“We’re closed.”

My heart fell. I’d spent the last five minutes taking pictures of shoes lined against the wall. The light cast a neat silhouette, the room full of things once owned by society’s ills. Or was it by officers? I couldn’t get the settings quite right, so it didn’t even matter. It had been months, several in fact, since I’d consistently used the camera.

The camera, a 3 or so pound brick that could double as a weapon to fend off attempted robbers, is older than most. Its indoor shots a struggle, its colors not as vibrant as an iPhone’s. Most of all, it was me. I was rusty.

In those five minutes, I’d missed the audio guide cutoff. What about the voices of former prisoners talking about their day to days? What about that epic escape attempt that killed a prison guard? What about —

“Just kidding,” he said. He hung one around my neck.

Museums are best spent alone.

I often wandered the halls by myself, at times looking out from behind bars. The term the Slammer, I found out, comes from the sound the metal bars make when they open and close. To the prisoners in Alcatraz, the sound was so consistent, so terrifying, that it often became unbearable.

I’ve read of forms of torture in other parts of the world in which a change in room temperature, in intervals of extreme cold and extreme heat, weakens the mind. It’s a constant state of not being in control, of never feeling comfortable — the uncertainty of just when the next modification will come.

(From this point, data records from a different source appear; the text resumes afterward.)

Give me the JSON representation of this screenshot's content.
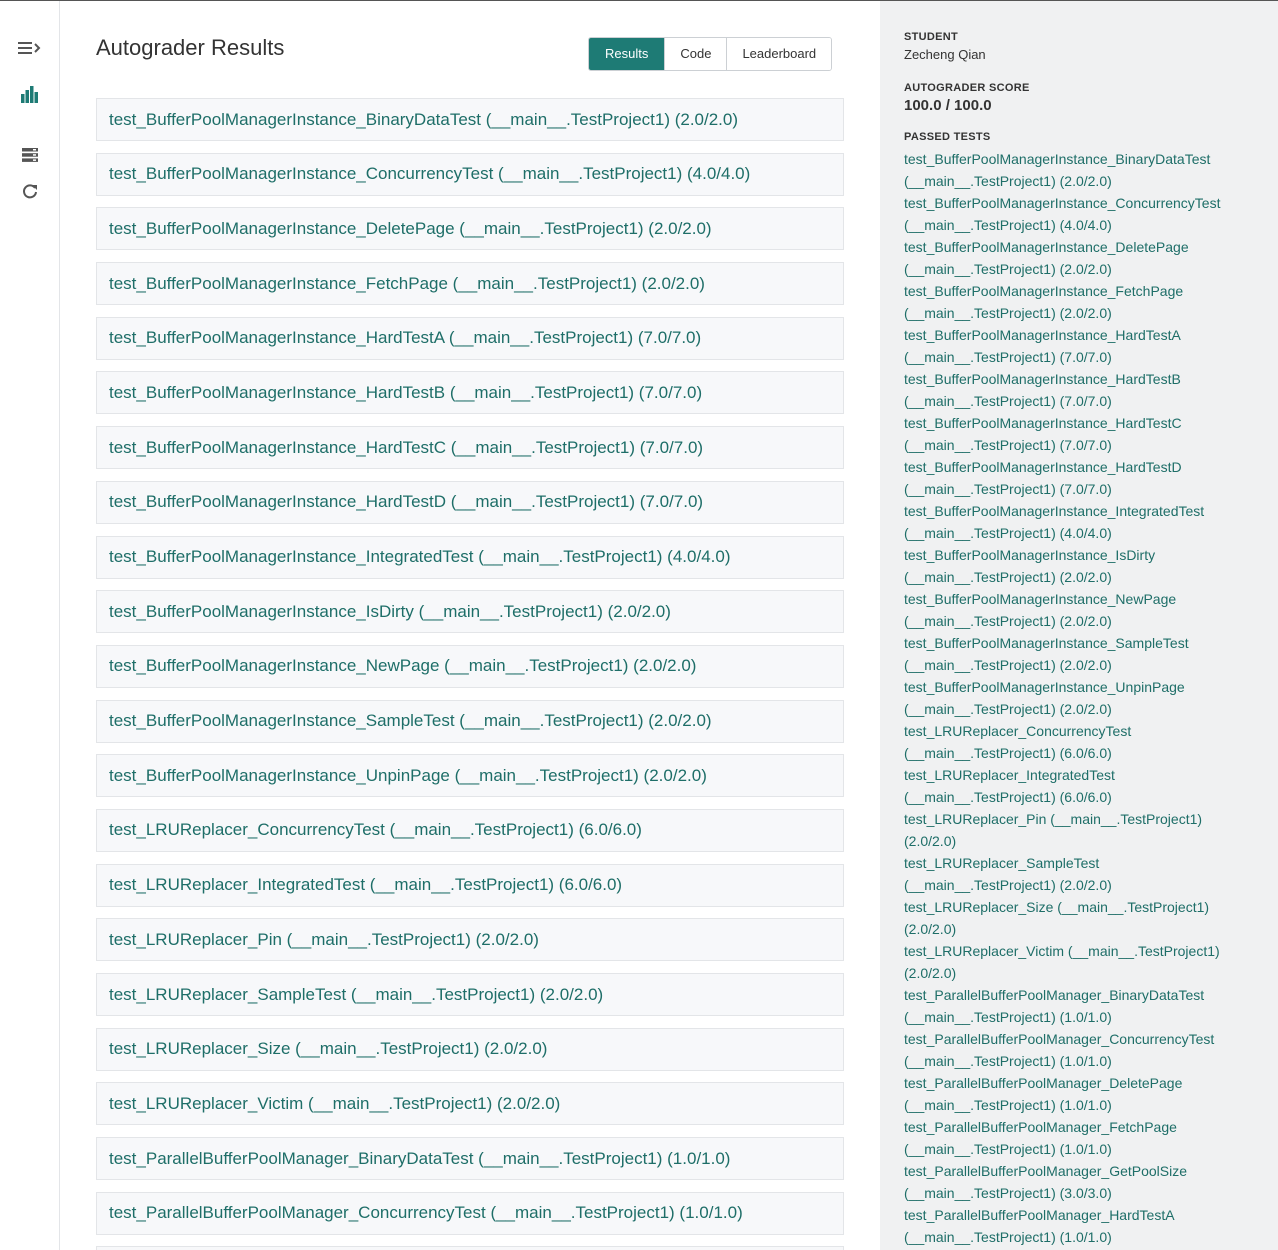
{
  "nav": {
    "icons": [
      "menu-expand-icon",
      "bar-chart-icon",
      "list-icon",
      "refresh-icon"
    ],
    "accent": "#1e7b75"
  },
  "main": {
    "title": "Autograder Results",
    "tabs": [
      {
        "label": "Results",
        "active": true
      },
      {
        "label": "Code",
        "active": false
      },
      {
        "label": "Leaderboard",
        "active": false
      }
    ],
    "tests": [
      "test_BufferPoolManagerInstance_BinaryDataTest (__main__.TestProject1) (2.0/2.0)",
      "test_BufferPoolManagerInstance_ConcurrencyTest (__main__.TestProject1) (4.0/4.0)",
      "test_BufferPoolManagerInstance_DeletePage (__main__.TestProject1) (2.0/2.0)",
      "test_BufferPoolManagerInstance_FetchPage (__main__.TestProject1) (2.0/2.0)",
      "test_BufferPoolManagerInstance_HardTestA (__main__.TestProject1) (7.0/7.0)",
      "test_BufferPoolManagerInstance_HardTestB (__main__.TestProject1) (7.0/7.0)",
      "test_BufferPoolManagerInstance_HardTestC (__main__.TestProject1) (7.0/7.0)",
      "test_BufferPoolManagerInstance_HardTestD (__main__.TestProject1) (7.0/7.0)",
      "test_BufferPoolManagerInstance_IntegratedTest (__main__.TestProject1) (4.0/4.0)",
      "test_BufferPoolManagerInstance_IsDirty (__main__.TestProject1) (2.0/2.0)",
      "test_BufferPoolManagerInstance_NewPage (__main__.TestProject1) (2.0/2.0)",
      "test_BufferPoolManagerInstance_SampleTest (__main__.TestProject1) (2.0/2.0)",
      "test_BufferPoolManagerInstance_UnpinPage (__main__.TestProject1) (2.0/2.0)",
      "test_LRUReplacer_ConcurrencyTest (__main__.TestProject1) (6.0/6.0)",
      "test_LRUReplacer_IntegratedTest (__main__.TestProject1) (6.0/6.0)",
      "test_LRUReplacer_Pin (__main__.TestProject1) (2.0/2.0)",
      "test_LRUReplacer_SampleTest (__main__.TestProject1) (2.0/2.0)",
      "test_LRUReplacer_Size (__main__.TestProject1) (2.0/2.0)",
      "test_LRUReplacer_Victim (__main__.TestProject1) (2.0/2.0)",
      "test_ParallelBufferPoolManager_BinaryDataTest (__main__.TestProject1) (1.0/1.0)",
      "test_ParallelBufferPoolManager_ConcurrencyTest (__main__.TestProject1) (1.0/1.0)",
      ""
    ]
  },
  "sidebar": {
    "student_label": "STUDENT",
    "student_name": "Zecheng Qian",
    "score_label": "AUTOGRADER SCORE",
    "score_value": "100.0 / 100.0",
    "passed_label": "PASSED TESTS",
    "passed_lines": [
      "test_BufferPoolManagerInstance_BinaryDataTest",
      "(__main__.TestProject1) (2.0/2.0)",
      "test_BufferPoolManagerInstance_ConcurrencyTest",
      "(__main__.TestProject1) (4.0/4.0)",
      "test_BufferPoolManagerInstance_DeletePage",
      "(__main__.TestProject1) (2.0/2.0)",
      "test_BufferPoolManagerInstance_FetchPage",
      "(__main__.TestProject1) (2.0/2.0)",
      "test_BufferPoolManagerInstance_HardTestA",
      "(__main__.TestProject1) (7.0/7.0)",
      "test_BufferPoolManagerInstance_HardTestB",
      "(__main__.TestProject1) (7.0/7.0)",
      "test_BufferPoolManagerInstance_HardTestC",
      "(__main__.TestProject1) (7.0/7.0)",
      "test_BufferPoolManagerInstance_HardTestD",
      "(__main__.TestProject1) (7.0/7.0)",
      "test_BufferPoolManagerInstance_IntegratedTest",
      "(__main__.TestProject1) (4.0/4.0)",
      "test_BufferPoolManagerInstance_IsDirty",
      "(__main__.TestProject1) (2.0/2.0)",
      "test_BufferPoolManagerInstance_NewPage",
      "(__main__.TestProject1) (2.0/2.0)",
      "test_BufferPoolManagerInstance_SampleTest",
      "(__main__.TestProject1) (2.0/2.0)",
      "test_BufferPoolManagerInstance_UnpinPage",
      "(__main__.TestProject1) (2.0/2.0)",
      "test_LRUReplacer_ConcurrencyTest",
      "(__main__.TestProject1) (6.0/6.0)",
      "test_LRUReplacer_IntegratedTest",
      "(__main__.TestProject1) (6.0/6.0)",
      "test_LRUReplacer_Pin (__main__.TestProject1)",
      "(2.0/2.0)",
      "test_LRUReplacer_SampleTest",
      "(__main__.TestProject1) (2.0/2.0)",
      "test_LRUReplacer_Size (__main__.TestProject1)",
      "(2.0/2.0)",
      "test_LRUReplacer_Victim (__main__.TestProject1)",
      "(2.0/2.0)",
      "test_ParallelBufferPoolManager_BinaryDataTest",
      "(__main__.TestProject1) (1.0/1.0)",
      "test_ParallelBufferPoolManager_ConcurrencyTest",
      "(__main__.TestProject1) (1.0/1.0)",
      "test_ParallelBufferPoolManager_DeletePage",
      "(__main__.TestProject1) (1.0/1.0)",
      "test_ParallelBufferPoolManager_FetchPage",
      "(__main__.TestProject1) (1.0/1.0)",
      "test_ParallelBufferPoolManager_GetPoolSize",
      "(__main__.TestProject1) (3.0/3.0)",
      "test_ParallelBufferPoolManager_HardTestA",
      "(__main__.TestProject1) (1.0/1.0)"
    ]
  }
}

In the slammer, it becomes a way of life.

On New Year’s Eve, celebrations throughout the city could be heard. Beautiful days, for the most part, reminded them where they weren’t.

It showed that life went on, its mundaneness highlighted by things happening elsewhere.

For one prisoner, “There wasn’t a day when you didn’t know what you were missing.”